When in Greece, go island hopping.
Go Greek island hopping—even better if you don’t know where you’re going (it offers a pre-internet sense of liberation). When you step off the ferry on different islands, some landlords still wait at the dock with signs displaying the availability of their apartments. Try it in June or September, arrive early, and keep a smartphone with data on hand in case things don’t go as planned. Ios, with its 1960s hippy vibe, and Naxos, which is covered in twinkly lights at night, are particularly lovely.
Prepare to be stupefied in Ponta Delgada
Discover the most beautiful landscape in Europe by staying in Ponta Delgada on the island of Sao Miguel, the main island of the Azores. The beauty of the two lakes formed in the crater of the island of Sao Miguel will leave you speechless. Visit the thermal pools in the natural park of Caldeira Velha and enjoy the incredible flora of the Azores.
If you’re looking for genuine emotions and preserved landscapes, this is the trip of a lifetime. If it is the thing you want to do the most in Europe, don’t waste any time and book your vacation to the Azores, one of the most beautiful regions in the world.
Behold, the Bosphorus that treats your taste buds while you sail.
In Istanbul’s Eminönü neighborhood, eat bread rolls stuffed with fresh mackerel for a few lire. For two centuries, local fishermen are said to have served baulk ekmek (‘fish bread’) directly from the water. When the boats were threatened with closure by city officials in 2019, their popularity helped ensure their survival. After your fish feast, take a boat ride across the Bosphorus, from the European to the Asian side of town.
The best views in Florence can be reached on foot.
Begin your day at the Boboli Gardens, which are located behind Palazzo Pitti, the former residence of the Medici family, and wander through the cypress rows and Renaissance sculptures. Follow the path to Fort Belvedere and the Bardini Gardens at the top of the gardens, a quiet haven above the historic city. It’s a bit of a climb, but the path eventually leads through the San Niccolo city gates and to the San Miniato al Monte church, which has the best views of Florence. On the way down, treat yourself to a plate of fresh pasta at Zeb in San Niccolo.
Get mesmerized by the Northern Lights in the Finnish Lapland
See the Northern Lights in Finnish Lapland—or, at the very least, be dragged around a frozen lake in a sleigh by reindeer while looking for them. Make sure you have a camera handy as well (no one warns you that you can only see their swirling colors in photographs, and, pro tip, most cell phones will turn off in the cold). Whatever your luck, warm-up afterward by riding the world’s only sauna-gondola at Yllästo ski resort.
Shop in the Canal Saint-Martin neighborhood of Paris.
Spend a morning in Paris’s edgy Canal Saint-Martin neighborhood, beginning with a shopping trip down Rue de Marseille. The French artisans A.P.C and the sleek concept store Centre Commercial are must-sees, followed by a line at Du Pain et des Idées for a pistachio l’escargot and the flakiest croissants.

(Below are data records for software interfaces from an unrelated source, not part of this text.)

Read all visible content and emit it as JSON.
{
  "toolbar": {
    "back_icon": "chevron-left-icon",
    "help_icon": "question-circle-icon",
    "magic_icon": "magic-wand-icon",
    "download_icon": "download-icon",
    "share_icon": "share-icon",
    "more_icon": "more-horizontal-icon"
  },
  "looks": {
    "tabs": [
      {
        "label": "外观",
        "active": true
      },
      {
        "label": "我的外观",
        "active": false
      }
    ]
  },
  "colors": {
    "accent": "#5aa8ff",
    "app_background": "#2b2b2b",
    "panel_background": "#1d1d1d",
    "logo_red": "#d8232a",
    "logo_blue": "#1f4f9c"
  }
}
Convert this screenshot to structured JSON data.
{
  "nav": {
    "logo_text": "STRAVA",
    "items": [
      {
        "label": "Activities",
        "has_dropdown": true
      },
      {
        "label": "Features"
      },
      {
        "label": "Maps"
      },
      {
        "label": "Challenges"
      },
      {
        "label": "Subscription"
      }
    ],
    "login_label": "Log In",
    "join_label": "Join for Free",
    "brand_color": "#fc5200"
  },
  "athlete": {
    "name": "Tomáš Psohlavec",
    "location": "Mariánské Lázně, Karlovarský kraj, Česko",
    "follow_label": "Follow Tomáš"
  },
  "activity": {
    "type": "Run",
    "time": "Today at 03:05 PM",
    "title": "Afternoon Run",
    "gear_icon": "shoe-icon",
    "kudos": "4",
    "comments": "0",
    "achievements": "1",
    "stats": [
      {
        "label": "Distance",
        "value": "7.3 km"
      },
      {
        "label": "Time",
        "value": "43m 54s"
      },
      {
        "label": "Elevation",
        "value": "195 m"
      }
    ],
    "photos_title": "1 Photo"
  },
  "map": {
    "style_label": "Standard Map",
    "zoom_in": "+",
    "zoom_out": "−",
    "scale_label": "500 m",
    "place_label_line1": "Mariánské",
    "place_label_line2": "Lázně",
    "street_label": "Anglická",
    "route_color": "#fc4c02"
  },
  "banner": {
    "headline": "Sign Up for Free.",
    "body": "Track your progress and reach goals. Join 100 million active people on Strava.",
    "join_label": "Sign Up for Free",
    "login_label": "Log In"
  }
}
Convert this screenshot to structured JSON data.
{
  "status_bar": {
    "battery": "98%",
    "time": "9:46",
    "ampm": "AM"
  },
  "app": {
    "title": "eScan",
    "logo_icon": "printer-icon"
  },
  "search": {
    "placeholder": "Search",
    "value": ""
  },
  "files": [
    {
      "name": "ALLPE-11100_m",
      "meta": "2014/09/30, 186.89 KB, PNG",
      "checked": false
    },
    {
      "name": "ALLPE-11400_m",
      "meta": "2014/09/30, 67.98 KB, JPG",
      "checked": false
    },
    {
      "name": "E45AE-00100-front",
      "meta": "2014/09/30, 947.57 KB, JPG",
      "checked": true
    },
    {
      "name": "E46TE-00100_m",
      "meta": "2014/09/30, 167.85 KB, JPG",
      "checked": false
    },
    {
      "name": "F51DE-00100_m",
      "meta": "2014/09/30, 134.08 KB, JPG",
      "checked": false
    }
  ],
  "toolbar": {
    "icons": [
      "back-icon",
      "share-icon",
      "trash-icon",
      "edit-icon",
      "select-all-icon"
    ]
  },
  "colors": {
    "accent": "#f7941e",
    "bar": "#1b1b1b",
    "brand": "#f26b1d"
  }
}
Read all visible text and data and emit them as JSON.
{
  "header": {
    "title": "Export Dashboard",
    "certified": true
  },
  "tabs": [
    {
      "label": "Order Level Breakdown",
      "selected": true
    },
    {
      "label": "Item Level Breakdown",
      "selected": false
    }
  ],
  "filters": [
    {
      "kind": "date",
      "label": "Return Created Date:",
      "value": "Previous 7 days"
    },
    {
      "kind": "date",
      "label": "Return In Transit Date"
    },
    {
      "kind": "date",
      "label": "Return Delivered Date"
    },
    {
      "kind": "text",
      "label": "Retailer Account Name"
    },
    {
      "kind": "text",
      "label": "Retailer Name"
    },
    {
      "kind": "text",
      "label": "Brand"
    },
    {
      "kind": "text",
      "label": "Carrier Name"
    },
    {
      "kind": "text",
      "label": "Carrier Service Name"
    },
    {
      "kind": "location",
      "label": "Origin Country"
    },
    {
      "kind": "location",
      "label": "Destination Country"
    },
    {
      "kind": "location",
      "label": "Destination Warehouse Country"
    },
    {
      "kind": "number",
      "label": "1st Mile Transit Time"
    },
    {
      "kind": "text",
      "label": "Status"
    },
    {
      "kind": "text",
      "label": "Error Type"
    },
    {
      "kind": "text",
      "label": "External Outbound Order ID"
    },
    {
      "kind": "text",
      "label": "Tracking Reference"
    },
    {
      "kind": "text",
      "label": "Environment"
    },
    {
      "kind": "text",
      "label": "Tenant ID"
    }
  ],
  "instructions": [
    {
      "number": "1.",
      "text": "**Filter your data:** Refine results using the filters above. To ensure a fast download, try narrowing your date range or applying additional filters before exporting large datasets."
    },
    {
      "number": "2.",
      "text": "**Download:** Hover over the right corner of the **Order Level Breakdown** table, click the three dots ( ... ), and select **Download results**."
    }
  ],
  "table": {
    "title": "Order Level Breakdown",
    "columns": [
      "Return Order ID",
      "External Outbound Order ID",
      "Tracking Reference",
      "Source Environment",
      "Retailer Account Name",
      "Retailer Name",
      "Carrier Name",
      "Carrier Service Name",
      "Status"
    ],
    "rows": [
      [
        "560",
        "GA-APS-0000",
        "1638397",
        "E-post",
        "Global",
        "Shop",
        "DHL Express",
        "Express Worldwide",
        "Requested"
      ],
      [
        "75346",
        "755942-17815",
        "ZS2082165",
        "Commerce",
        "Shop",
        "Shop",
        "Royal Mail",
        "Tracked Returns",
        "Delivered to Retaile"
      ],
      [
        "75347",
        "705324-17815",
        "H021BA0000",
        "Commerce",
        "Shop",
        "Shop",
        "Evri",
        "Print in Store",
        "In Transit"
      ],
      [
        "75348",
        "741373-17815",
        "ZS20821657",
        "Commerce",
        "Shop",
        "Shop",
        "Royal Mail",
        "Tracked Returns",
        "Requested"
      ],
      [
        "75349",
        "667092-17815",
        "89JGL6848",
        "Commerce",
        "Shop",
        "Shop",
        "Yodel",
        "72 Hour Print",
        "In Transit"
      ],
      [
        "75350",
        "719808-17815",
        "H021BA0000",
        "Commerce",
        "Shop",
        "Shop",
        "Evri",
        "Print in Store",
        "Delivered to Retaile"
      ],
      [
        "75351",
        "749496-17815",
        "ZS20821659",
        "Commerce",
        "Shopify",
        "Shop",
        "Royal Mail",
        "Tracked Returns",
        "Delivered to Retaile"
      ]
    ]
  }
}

There are still millions of things to do and see in Europe, as well as many activities that will allow you to get to know Europe better, such as watching dolphins in Madeira, learning how to make chocolate at a workshop with a master chocolatier in Brussels, or pain sometime around Europe’s largest waterfalls, the Rhine falls, Ski the Matterhorn, visit at least one of the 3000 castles in Belgium, take a ride on a century-old steam train, at Fond-de-Gras and more.